**Required action:**
Please show every line from the entries that carries the word "title".

**Given records:**
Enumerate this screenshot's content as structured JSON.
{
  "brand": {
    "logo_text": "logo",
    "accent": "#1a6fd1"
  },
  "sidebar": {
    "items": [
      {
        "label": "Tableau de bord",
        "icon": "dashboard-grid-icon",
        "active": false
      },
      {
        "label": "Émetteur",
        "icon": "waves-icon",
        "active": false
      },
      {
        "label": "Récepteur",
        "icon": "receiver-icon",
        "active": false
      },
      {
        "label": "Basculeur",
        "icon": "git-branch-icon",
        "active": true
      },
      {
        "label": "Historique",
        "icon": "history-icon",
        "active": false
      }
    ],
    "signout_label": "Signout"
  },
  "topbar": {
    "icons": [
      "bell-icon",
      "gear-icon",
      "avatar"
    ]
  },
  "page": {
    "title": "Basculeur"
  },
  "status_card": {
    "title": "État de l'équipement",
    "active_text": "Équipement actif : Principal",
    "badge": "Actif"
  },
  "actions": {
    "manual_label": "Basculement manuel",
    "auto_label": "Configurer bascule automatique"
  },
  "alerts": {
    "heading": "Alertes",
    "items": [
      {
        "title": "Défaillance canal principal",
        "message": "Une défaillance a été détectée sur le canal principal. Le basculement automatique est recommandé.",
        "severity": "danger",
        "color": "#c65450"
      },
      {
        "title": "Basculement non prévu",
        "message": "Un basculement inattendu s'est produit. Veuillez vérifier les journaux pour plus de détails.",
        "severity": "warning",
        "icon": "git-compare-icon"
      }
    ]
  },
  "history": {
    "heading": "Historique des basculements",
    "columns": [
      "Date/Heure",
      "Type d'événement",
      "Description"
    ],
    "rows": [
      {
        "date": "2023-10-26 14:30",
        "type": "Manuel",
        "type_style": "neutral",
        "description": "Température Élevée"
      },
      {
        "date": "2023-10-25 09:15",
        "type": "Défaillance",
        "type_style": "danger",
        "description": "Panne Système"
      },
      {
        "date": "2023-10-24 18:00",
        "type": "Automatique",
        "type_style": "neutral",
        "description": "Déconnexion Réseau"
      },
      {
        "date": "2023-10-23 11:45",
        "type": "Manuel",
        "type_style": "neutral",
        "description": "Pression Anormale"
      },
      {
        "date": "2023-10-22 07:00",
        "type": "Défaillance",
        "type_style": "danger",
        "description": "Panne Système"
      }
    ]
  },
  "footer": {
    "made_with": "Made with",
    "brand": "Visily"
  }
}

**Completed task:**
    "title": "Basculeur"
    "title": "État de l'équipement",
        "title": "Défaillance canal principal",
        "title": "Basculement non prévu",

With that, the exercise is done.